Trusting the common man

Probably the most standout performance in "Barton Fink" is that of John Goodman. He starts off as friendly insurance agent Charlie Meadows, whose big-hearted nature proves endearing to both Barton and the audience. They meet after Fink makes complaints to the hotel staff about noise coming from Meadows' room. But rather than arguing with Fink, Meadows apologizes and offers a listening ear to Fink about his woes. Throughout the film, he imbues Fink with the confidence to keep going. He also comes in handy towards the end, when, following the night with Audrey, Fink finds her brutally murdered in the bed next to him. Mortified, he confides in Meadows and tells his secret. Meadows believes that Fink didn't do anything and takes care of the body for him. Meadows then must leave for New York for a few days, much to Fink's disappointment, but promises to return and leaves Fink a mysterious box.

Following this, Fink learns from two detectives that Meadows is, in fact, a serial killer named Karl "Madman" Mundt who beheads his victims. Fink is suspected to have been a part of Audrey and now Mayhew's murder. Mundt returns and takes out the detectives. During the conflict, he starts a fire in the hotel hallway outside Fink's room. The two proceed to have a conversation, where Mundt breaks down Fink's arrogance before heading back to his room.

Mundt is an essential character in that his inclusion shows just how far away Fink truly is from the world he aims to depict. Despite stating he wants to tell the story of the everyman, Fink constantly brushes off Mundt's attempts at telling him any of his own stories and, once again, uses Mundt as a manner of expelling his own frustrations.

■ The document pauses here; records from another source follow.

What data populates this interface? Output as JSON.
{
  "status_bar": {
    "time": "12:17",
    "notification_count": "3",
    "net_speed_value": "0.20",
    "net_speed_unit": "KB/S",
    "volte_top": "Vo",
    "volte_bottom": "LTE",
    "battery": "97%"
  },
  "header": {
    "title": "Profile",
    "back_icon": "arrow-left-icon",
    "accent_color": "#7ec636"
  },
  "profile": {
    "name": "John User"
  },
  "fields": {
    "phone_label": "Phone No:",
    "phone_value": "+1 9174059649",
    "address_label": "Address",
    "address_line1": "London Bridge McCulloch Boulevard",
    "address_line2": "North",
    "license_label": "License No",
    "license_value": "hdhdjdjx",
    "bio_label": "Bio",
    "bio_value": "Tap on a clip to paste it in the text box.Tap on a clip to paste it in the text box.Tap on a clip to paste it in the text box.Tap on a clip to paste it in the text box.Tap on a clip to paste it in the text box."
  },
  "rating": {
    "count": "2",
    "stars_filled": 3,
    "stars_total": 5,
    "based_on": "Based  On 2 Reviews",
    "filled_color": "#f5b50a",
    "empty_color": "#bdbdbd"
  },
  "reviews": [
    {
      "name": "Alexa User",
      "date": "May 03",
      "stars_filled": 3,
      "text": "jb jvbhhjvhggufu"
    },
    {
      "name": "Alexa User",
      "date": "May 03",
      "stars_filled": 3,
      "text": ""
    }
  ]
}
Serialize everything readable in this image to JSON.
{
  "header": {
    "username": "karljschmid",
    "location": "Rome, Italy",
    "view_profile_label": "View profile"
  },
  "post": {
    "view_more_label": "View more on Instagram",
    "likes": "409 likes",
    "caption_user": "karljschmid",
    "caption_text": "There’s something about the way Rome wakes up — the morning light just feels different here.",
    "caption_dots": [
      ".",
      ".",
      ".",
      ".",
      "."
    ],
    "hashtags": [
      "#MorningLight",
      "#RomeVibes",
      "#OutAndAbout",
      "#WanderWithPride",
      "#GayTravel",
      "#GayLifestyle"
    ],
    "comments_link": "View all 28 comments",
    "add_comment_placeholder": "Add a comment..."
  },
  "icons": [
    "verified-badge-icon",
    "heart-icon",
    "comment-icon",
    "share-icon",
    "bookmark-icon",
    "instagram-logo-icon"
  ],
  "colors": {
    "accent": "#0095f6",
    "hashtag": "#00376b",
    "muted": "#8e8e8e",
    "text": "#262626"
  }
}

Who's the lady on the beach?

After his script gets rejected by Lerner (who continues to keep him under contract regardless), Fink takes a walk along an empty beach. He still has the package that Mundt gave him. Just then, a woman passes by and stops to make light conversation. As she settles down, Fink asks, "Are you in pictures?" to which she replies, "Don't be silly." She then sits and assumes the exact same pose as a picture of a woman that sat above Fink's writing desk in the hotel.

The film ends with many questions unanswered. We never find out what's in the box, where Audrey or Mayhew's bodies lay, the whereabouts of Mundt, or how Fink's screenwriting endeavors turn out. Rather, we are left to make those decisions for ourselves as an audience. What we are left with is Fink, quite literally separate from his confined quarters, coming across an image that reflects the seemingly mundane work of art he stared at everyday. Is her rejection of being a part of the Hollywood system meant to echo Fink's own deep desires? Is she the wake-up call Fink needs to see the true beauty of the "common man?" There are endless ways this final scene can be interpreted, but it nevertheless comes off as a perfectly enigmatic way to close the curtains on this surreal experience.